This row of Greek Revival houses was built on land owned by Sailor's Snug Harbor, an institution founded to serve the needs of retired seamen, which drove a hard bargain with the developer. The contract stipulated that the houses should be set back at least twelve feet from the street, that they should be at least three stories high, and that they should be built of stone or brick. The brickwork, which alternates long and short bricks in each row, is called Flemish Bond, and was only used in the most expensive houses. The entranceways include marble columns and carved wooden colonettes, another symbol of gracious living.
1–13 Washington Square North New York Photo Gallery

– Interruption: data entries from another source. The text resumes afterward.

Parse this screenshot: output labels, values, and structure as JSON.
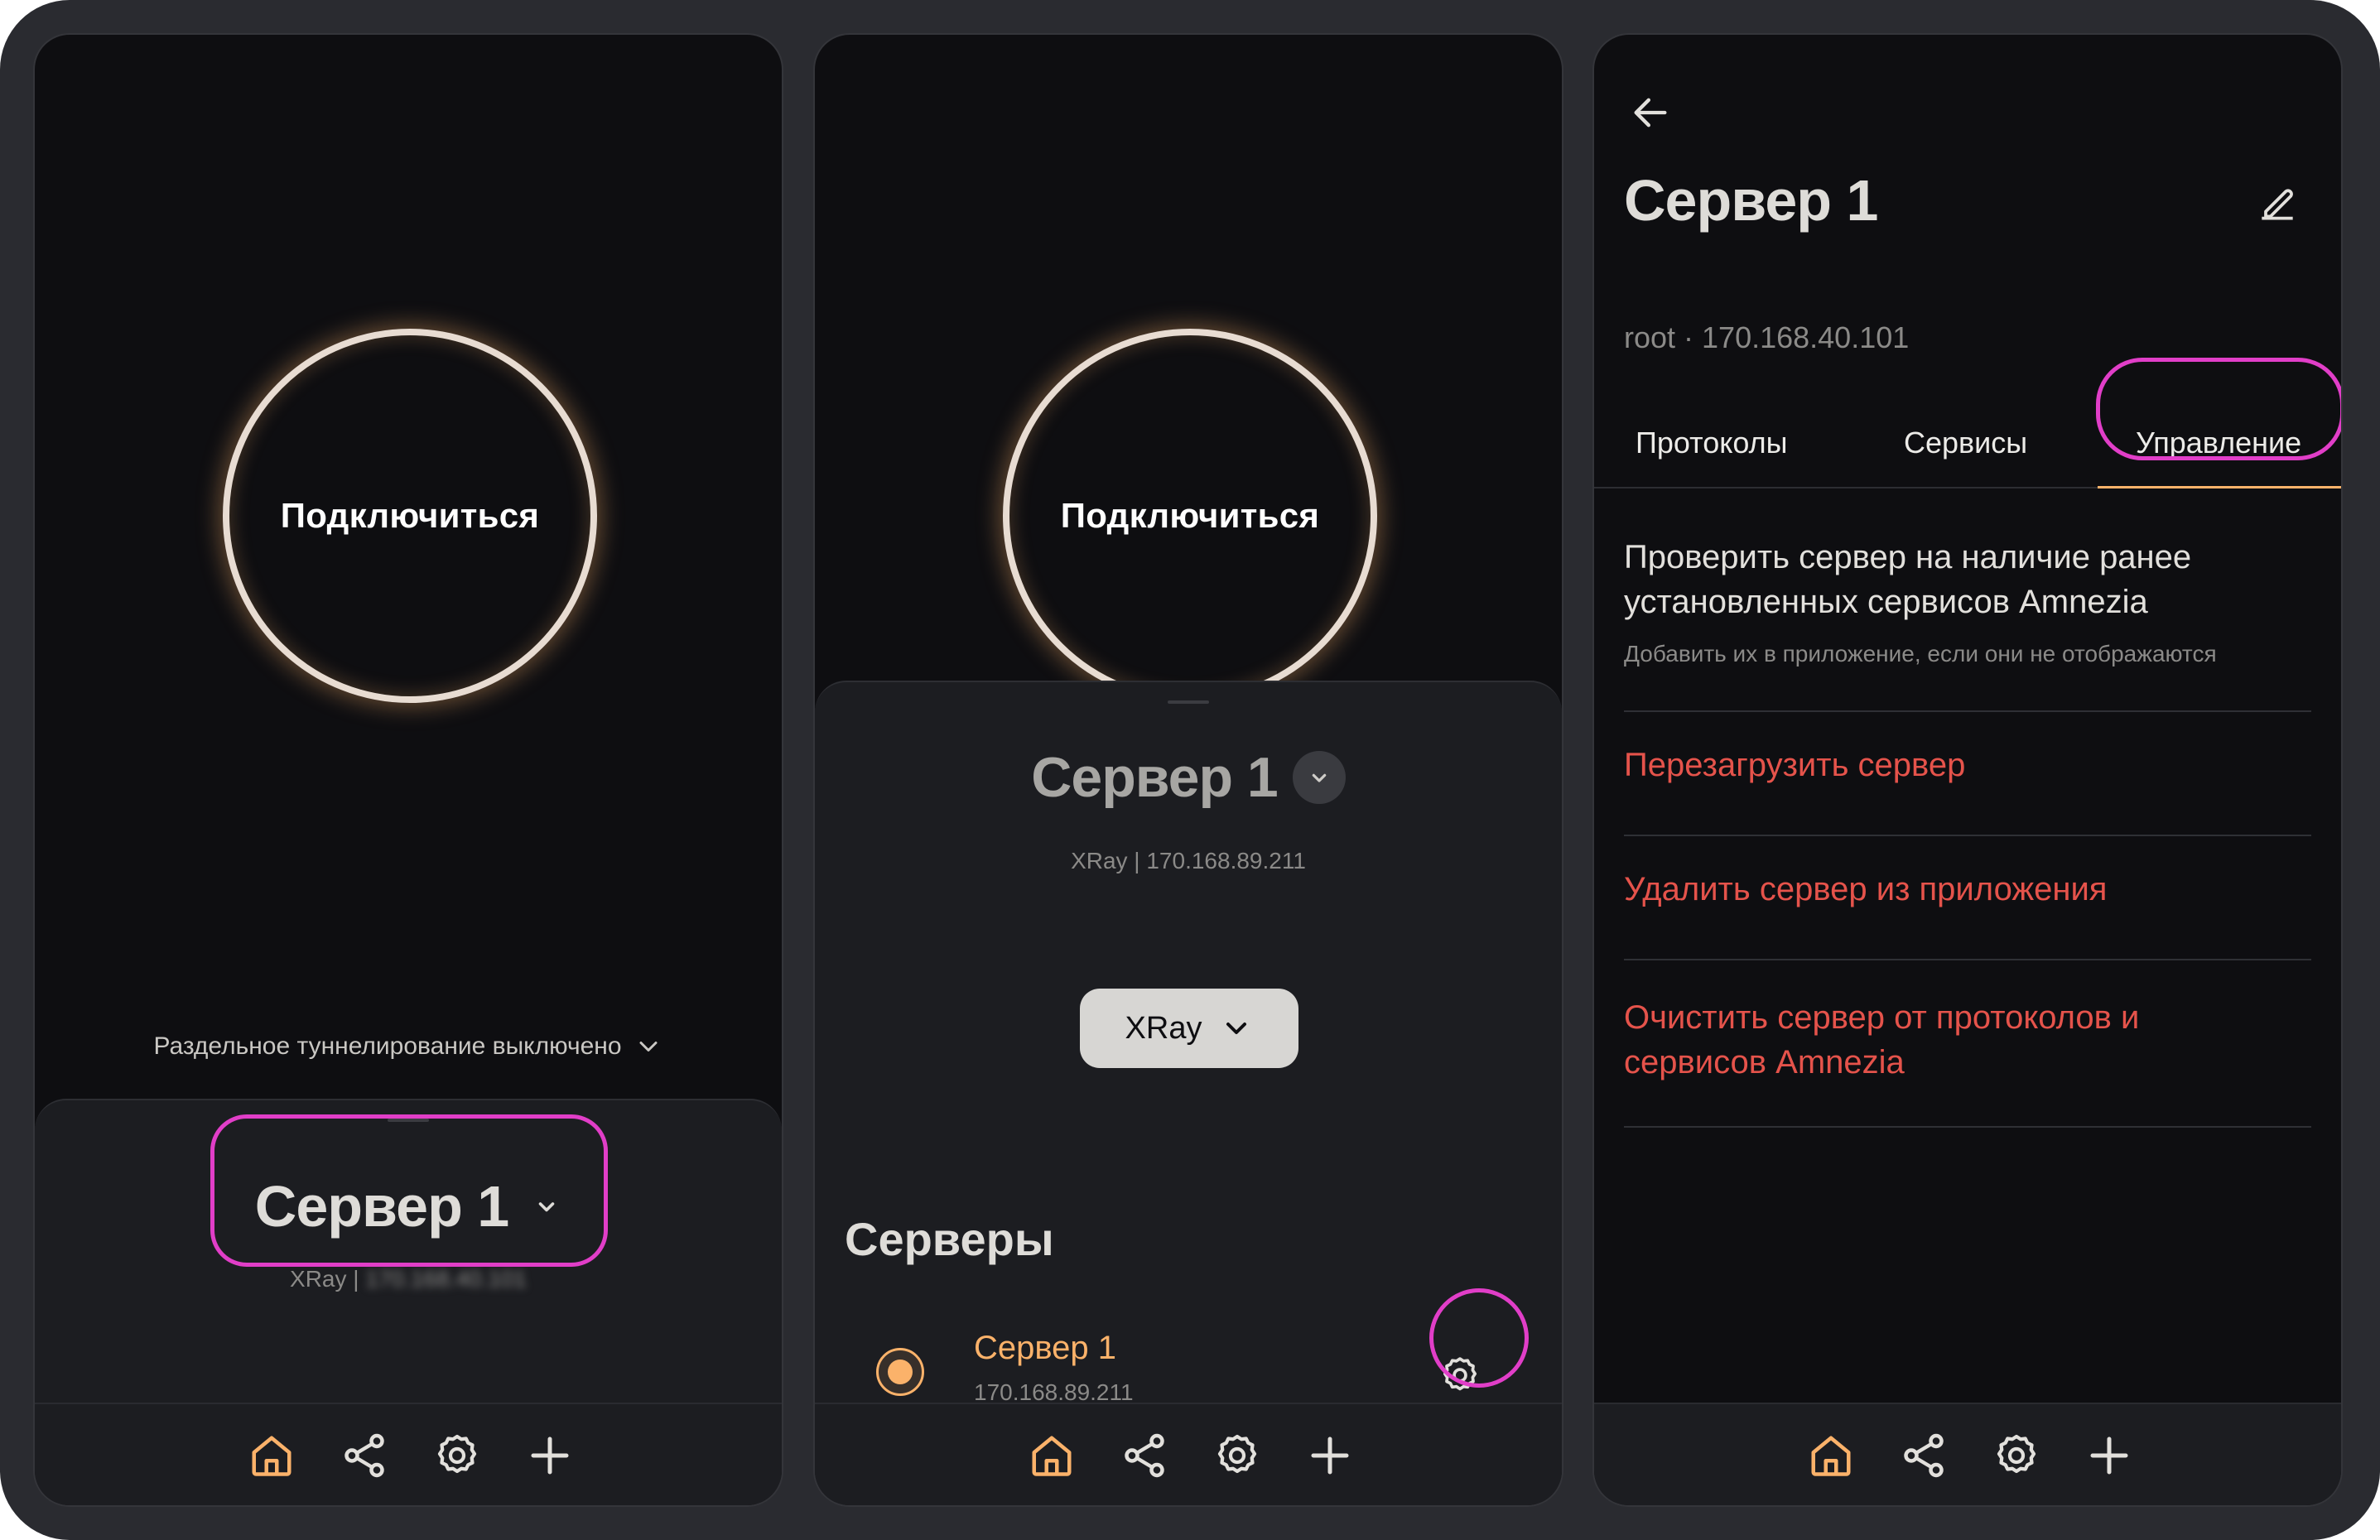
{
  "colors": {
    "accent": "#fbb26a",
    "danger": "#e5534b",
    "highlight": "#e13ec8",
    "background": "#0e0e11",
    "sheet": "#1c1d21"
  },
  "screen1": {
    "connect_label": "Подключиться",
    "split_tunneling": "Раздельное туннелирование выключено",
    "server_title": "Сервер 1",
    "server_subtitle": "XRay |",
    "server_subtitle_blurred": "170.168.40.101"
  },
  "screen2": {
    "connect_label": "Подключиться",
    "server_title": "Сервер 1",
    "server_subtitle": "XRay | 170.168.89.211",
    "protocol_select": "XRay",
    "servers_heading": "Серверы",
    "servers": [
      {
        "name": "Сервер 1",
        "address": "170.168.89.211",
        "selected": true
      }
    ]
  },
  "screen3": {
    "title": "Сервер 1",
    "subtitle": "root · 170.168.40.101",
    "tabs": [
      {
        "label": "Протоколы",
        "active": false
      },
      {
        "label": "Сервисы",
        "active": false
      },
      {
        "label": "Управление",
        "active": true
      }
    ],
    "check_title": "Проверить сервер на наличие ранее установленных сервисов Amnezia",
    "check_subtitle": "Добавить их в приложение, если они не отображаются",
    "actions": [
      {
        "label": "Перезагрузить сервер"
      },
      {
        "label": "Удалить сервер из приложения"
      },
      {
        "label": "Очистить сервер от протоколов и сервисов Amnezia"
      }
    ]
  },
  "nav": {
    "items": [
      {
        "icon": "home-icon",
        "active": true
      },
      {
        "icon": "share-icon",
        "active": false
      },
      {
        "icon": "gear-icon",
        "active": false
      },
      {
        "icon": "plus-icon",
        "active": false
      }
    ]
  }
}
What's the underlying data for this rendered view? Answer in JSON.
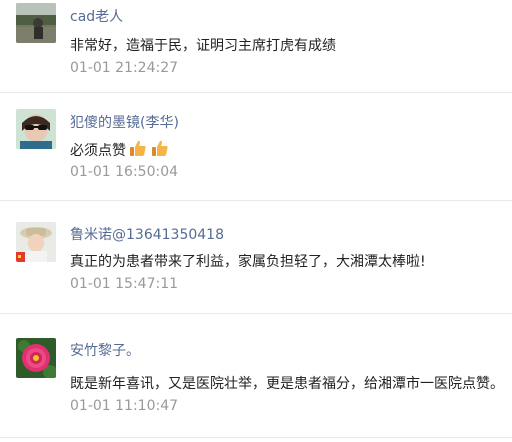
{
  "comments": [
    {
      "nickname": "cad老人",
      "text": "非常好，造福于民，证明习主席打虎有成绩",
      "time": "01-01 21:24:27"
    },
    {
      "nickname": "犯傻的墨镜(李华)",
      "text": "必须点赞",
      "emoji": [
        "thumbs-up-icon",
        "thumbs-up-icon"
      ],
      "time": "01-01 16:50:04"
    },
    {
      "nickname": "鲁米诺@13641350418",
      "text": "真正的为患者带来了利益，家属负担轻了，大湘潭太棒啦!",
      "time": "01-01 15:47:11"
    },
    {
      "nickname": "安竹黎子。",
      "text": "既是新年喜讯，又是医院壮举，更是患者福分，给湘潭市一医院点赞。",
      "time": "01-01 11:10:47"
    }
  ],
  "colors": {
    "nickname": "#576b95",
    "time": "#999999",
    "divider": "#e9e9e9"
  }
}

Click on Photos for Next 1–13 Washington Square North New York Gallery ImagesThe interiors of nos. 7 13, off Fifth Avenue, were gutted and converted to apartments in 1939 in an attempt by Sailor's Snug Harbor to boost its income. The row is now owned by New York University.